Task goal: Examine each line of the data. Copy those that contain the string "desc".

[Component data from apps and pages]

------------------------------------------------

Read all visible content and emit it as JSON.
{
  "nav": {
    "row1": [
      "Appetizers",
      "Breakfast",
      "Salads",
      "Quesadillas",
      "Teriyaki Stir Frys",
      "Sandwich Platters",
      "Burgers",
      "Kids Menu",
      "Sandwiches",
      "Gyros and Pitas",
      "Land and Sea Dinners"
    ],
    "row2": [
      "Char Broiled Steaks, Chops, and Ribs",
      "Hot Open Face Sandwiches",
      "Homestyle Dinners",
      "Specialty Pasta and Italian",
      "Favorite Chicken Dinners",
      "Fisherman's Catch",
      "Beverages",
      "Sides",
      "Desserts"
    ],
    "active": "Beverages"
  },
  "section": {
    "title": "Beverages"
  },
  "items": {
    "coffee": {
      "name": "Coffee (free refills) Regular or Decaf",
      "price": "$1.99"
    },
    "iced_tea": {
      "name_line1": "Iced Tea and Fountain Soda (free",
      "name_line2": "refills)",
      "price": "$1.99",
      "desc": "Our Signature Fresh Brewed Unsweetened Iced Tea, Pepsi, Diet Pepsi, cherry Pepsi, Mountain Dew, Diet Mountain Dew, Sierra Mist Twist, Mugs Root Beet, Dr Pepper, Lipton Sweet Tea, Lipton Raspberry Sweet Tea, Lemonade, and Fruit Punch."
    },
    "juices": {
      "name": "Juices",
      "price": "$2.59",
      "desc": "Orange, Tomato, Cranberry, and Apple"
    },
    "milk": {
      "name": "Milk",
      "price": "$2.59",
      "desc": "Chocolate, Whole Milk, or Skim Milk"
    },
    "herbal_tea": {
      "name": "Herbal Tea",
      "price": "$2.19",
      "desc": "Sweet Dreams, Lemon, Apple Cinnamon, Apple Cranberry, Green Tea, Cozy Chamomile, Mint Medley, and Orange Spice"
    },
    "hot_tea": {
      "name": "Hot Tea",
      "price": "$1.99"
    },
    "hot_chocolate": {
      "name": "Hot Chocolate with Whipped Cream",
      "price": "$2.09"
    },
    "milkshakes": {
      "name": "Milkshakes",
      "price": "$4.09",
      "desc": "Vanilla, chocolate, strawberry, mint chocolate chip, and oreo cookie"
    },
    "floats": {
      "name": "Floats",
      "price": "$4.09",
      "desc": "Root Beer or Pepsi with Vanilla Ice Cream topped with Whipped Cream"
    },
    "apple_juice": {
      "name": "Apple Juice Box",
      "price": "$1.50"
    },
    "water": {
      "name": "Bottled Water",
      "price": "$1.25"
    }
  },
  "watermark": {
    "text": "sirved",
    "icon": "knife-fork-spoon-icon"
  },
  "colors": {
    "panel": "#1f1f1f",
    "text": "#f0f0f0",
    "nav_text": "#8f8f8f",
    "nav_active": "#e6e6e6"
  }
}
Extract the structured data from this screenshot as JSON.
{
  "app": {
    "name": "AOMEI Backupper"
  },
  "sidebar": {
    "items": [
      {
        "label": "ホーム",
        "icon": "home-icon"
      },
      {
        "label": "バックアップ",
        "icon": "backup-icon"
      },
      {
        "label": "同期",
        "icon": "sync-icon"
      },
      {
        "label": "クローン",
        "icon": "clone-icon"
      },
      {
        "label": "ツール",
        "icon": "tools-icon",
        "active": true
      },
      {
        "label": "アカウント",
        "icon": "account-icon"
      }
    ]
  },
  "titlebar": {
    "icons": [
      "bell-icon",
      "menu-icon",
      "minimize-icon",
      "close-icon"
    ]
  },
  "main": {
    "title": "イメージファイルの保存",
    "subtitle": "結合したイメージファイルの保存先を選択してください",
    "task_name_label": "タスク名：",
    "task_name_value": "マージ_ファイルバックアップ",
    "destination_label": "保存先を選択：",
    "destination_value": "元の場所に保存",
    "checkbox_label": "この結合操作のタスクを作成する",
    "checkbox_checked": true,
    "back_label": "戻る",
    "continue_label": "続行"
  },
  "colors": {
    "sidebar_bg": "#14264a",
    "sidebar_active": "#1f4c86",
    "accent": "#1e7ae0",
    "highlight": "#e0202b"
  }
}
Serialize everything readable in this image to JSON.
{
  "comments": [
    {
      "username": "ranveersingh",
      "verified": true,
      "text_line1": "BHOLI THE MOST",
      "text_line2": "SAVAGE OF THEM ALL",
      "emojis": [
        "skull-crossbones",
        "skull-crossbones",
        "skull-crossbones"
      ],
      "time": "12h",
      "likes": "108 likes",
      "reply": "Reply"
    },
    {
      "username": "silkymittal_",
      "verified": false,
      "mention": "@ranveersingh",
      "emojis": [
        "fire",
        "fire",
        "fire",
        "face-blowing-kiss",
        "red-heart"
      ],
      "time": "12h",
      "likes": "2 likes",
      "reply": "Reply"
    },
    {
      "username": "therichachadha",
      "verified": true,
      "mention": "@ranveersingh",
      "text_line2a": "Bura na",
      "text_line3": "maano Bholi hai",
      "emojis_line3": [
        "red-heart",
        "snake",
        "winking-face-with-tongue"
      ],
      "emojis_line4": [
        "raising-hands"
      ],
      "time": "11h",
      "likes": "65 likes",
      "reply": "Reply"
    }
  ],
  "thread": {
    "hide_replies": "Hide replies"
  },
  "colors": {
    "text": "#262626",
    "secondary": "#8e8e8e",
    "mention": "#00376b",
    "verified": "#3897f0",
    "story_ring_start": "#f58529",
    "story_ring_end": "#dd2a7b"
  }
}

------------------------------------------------

Task output:
      "desc": "Our Signature Fresh Brewed Unsweetened Iced Tea, Pepsi, Diet Pepsi, cherry Pepsi, Mountain Dew, Diet Mountain Dew, Sierra Mist Twist, Mugs Root Beet, Dr Pepper, Lipton Sweet Tea, Lipton Raspberry Sweet Tea, Lemonade, and Fruit Punch."
      "desc": "Orange, Tomato, Cranberry, and Apple"
      "desc": "Chocolate, Whole Milk, or Skim Milk"
      "desc": "Sweet Dreams, Lemon, Apple Cinnamon, Apple Cranberry, Green Tea, Cozy Chamomile, Mint Medley, and Orange Spice"
      "desc": "Vanilla, chocolate, strawberry, mint chocolate chip, and oreo cookie"
      "desc": "Root Beer or Pepsi with Vanilla Ice Cream topped with Whipped Cream"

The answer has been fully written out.